• Brush the top inner parts of the pastry casing with some of the beaten egg and place the pastry circle on top. Pinch the edges of the pastry to seal the pie. Brush the top of the pie with the rest of the beaten egg, then bake in the oven for 45 minutes to one hour, or until the pie is golden-brown all over.
• Remove the pie from the oven and set aside to cool. Cut two small holes in the top of the pork pie and pour in the pork jelly mixture (you may need to heat it through gently to loosen the mixture for pouring). Chill in the fridge until the jelly is set.
• To serve, cut the pie into slices and serve with chutney.
For the cake:
6oz softened butter, plus extra for greasing
6oz superfine sugar
6oz all-purpose flour
3 tsp of baking powder
1/2 tsp salt
1/2 tsp vanilla extract
red food coloring
For the covering:
6 tbsp apricot jam
1lb 2oz ready-made marzipan
2–3 tbsp powdered sugar, for rolling.
• Preheat the oven to 375F
• Grease an 8in square, loose-based cake tin with butter.
• Take a 12in x 8in strip of baking parchment paper and make a 3in fold in the center.

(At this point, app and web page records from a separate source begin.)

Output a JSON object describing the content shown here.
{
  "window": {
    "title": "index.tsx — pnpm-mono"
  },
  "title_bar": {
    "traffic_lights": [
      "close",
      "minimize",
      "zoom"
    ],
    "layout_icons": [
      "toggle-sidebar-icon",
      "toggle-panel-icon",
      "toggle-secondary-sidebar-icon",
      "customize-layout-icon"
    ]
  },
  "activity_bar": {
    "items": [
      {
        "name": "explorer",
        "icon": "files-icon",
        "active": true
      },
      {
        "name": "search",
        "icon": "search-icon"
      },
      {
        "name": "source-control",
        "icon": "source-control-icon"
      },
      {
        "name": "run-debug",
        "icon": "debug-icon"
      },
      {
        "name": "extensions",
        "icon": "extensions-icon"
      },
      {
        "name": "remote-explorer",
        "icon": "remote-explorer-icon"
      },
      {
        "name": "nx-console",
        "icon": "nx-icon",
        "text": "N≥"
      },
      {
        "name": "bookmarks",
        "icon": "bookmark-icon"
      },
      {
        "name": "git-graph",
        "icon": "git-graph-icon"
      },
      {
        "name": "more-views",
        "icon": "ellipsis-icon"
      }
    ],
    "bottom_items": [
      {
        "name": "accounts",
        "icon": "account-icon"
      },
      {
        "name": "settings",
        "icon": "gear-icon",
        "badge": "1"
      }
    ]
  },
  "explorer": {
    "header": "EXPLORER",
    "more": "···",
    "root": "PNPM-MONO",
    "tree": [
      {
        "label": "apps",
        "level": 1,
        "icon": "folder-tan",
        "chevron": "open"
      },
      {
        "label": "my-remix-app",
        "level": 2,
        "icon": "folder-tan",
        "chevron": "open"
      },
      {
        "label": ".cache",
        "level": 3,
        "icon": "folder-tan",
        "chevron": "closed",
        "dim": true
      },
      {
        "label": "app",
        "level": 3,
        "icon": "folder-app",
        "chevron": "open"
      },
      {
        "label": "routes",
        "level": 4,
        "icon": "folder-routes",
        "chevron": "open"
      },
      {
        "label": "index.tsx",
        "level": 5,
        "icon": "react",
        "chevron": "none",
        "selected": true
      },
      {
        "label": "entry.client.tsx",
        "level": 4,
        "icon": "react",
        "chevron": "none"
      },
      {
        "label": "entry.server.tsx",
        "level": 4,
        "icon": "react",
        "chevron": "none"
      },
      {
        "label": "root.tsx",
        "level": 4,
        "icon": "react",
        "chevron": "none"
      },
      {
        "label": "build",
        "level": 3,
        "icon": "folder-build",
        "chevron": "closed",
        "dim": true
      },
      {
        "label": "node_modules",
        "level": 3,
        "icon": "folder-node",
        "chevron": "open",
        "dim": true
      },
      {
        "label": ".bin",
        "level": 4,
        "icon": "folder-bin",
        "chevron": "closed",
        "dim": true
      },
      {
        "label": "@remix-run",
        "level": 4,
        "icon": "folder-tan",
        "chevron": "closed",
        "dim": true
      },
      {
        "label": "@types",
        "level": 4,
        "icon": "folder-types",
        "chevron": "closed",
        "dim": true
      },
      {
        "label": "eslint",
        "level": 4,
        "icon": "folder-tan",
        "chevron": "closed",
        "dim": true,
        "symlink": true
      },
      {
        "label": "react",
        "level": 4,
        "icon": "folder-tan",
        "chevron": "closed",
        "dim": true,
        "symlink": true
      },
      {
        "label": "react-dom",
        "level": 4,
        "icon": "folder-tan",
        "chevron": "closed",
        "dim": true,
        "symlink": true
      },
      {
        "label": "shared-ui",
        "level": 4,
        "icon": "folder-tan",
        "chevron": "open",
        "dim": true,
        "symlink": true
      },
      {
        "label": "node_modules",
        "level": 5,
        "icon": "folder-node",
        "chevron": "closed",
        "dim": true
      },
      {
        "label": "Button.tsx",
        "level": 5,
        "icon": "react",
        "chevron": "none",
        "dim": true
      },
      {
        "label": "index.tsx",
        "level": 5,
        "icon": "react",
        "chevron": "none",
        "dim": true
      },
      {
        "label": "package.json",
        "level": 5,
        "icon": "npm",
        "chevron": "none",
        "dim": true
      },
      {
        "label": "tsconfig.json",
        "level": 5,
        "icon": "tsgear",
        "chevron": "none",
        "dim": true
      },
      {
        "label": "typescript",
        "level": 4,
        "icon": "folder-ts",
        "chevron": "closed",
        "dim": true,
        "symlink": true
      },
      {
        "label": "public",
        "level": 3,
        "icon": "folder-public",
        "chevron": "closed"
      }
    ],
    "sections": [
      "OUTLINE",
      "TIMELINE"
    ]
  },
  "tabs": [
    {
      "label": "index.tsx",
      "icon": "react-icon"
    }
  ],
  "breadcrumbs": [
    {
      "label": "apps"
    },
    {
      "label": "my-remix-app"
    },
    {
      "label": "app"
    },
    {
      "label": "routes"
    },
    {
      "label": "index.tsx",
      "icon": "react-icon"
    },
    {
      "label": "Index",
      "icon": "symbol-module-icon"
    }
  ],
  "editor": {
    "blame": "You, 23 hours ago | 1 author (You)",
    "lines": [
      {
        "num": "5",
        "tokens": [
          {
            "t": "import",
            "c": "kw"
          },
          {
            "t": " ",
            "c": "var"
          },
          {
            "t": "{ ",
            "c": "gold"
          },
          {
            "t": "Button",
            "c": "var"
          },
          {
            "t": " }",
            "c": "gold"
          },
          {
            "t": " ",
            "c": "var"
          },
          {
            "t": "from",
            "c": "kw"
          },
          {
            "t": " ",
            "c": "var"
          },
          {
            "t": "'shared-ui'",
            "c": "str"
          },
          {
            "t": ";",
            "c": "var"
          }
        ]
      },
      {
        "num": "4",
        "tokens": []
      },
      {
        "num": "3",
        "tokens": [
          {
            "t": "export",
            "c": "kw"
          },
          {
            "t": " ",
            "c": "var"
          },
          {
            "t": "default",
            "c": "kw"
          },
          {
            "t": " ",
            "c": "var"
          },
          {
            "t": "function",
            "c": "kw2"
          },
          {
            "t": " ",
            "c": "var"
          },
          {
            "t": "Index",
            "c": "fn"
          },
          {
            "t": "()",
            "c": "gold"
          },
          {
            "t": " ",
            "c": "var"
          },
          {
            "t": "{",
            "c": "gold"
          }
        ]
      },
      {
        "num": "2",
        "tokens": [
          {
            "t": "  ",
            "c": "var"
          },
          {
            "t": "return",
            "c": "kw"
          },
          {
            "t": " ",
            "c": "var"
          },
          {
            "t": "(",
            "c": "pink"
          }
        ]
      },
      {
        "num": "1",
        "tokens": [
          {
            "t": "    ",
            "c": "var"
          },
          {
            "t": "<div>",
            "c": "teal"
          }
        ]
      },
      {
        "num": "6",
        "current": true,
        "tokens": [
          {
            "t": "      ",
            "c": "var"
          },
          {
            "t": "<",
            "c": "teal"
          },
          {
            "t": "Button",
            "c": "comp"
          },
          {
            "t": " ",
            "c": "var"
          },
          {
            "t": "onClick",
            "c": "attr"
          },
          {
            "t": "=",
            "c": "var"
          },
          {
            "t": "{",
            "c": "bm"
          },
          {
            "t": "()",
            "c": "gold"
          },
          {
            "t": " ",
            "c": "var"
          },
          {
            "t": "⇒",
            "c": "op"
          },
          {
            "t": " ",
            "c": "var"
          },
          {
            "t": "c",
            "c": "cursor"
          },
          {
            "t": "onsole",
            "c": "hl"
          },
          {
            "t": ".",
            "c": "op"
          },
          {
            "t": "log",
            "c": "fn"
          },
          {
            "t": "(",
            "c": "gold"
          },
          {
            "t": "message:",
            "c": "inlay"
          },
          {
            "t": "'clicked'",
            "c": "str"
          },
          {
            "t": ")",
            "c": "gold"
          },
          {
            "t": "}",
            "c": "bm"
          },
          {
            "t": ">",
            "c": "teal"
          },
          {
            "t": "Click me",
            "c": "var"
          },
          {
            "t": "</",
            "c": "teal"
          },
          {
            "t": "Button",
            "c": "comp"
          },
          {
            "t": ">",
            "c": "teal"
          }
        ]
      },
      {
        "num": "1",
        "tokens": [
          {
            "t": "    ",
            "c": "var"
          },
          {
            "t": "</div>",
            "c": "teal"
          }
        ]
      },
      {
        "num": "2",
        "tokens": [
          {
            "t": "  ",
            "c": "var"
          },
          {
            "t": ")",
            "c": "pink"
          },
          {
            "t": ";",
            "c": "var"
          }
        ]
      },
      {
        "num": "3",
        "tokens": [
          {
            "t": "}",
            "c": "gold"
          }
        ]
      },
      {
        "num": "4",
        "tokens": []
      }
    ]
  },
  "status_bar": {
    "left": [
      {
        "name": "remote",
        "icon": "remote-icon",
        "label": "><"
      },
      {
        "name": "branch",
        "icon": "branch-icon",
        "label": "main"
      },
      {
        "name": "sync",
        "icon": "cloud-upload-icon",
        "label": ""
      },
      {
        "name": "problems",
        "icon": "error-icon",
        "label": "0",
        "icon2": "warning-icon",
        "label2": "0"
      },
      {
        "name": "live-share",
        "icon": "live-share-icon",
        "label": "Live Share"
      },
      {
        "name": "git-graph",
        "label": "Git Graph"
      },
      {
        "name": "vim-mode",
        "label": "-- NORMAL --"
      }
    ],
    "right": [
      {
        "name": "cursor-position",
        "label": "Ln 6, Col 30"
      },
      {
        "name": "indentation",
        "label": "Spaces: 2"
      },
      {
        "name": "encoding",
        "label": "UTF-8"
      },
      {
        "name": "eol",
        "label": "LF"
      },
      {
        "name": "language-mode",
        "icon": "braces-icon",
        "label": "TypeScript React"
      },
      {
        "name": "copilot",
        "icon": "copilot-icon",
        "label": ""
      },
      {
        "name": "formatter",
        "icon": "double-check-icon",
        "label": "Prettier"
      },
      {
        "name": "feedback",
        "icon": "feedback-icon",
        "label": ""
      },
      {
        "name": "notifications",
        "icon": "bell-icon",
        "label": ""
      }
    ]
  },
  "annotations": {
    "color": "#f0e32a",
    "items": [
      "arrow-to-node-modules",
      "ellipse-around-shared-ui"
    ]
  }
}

This will create a division in the cake so that the two differently colored sponges can be cooked at the same time.
• Line the tin with the baking parchment, keeping the division in the center.
• Blend the butter, sugar, eggs, flour and vanilla until well combined.
• Transfer the batter to a bowl set on scales, remove half of the batter and put it in a different bowl.
• Add a small dab of red food coloring to one bowl and fold it into the batter until it is well blended.
• Spoon the cake batters into each side of the prepared tin and smooth the surface with the back of a spoon.
• Bake in the center of the oven for about 25 minutes, or until the sponges have risen. Cool in the tin for five minutes, then slide a knife around the outside of each sponge and turn them out onto a wire rack. If the sponges have risen unevenly, press the surface gently until level. Leave until completely cold.
• To assemble the cake, first place one sponge on top of the other and trim off the crusty edges so they are both the same size. Cut the sponges in half lengthways to make four long rectangles.
• Warm the apricot jam in a saucepan then press through a fine sieve.
• Brush the long side of one of the sponges with jam and sandwich together with a sponge of a contrasting color. Do the same with the other two sponges.
• Sandwich the two pairs of sponges together like a checker board and brush the top and sides with jam.
• Place the marzipan on a surface dusted with powdered sugar and roll into a rectangle of about 16in x 10in; it should be large enough to wrap the cake completely, leaving the ends exposed, and be about 1/4 in thick.
• Turn the cake upside down on the marzipan and brush the underside of the sponges with jam.
• Wrap the marzipan around the cake, pressing it gently onto the surface of the sponges, and press the edges together to make a firm join.
• Turn back over with the seam underneath, trim a thin slice off each end and place on a serving plate.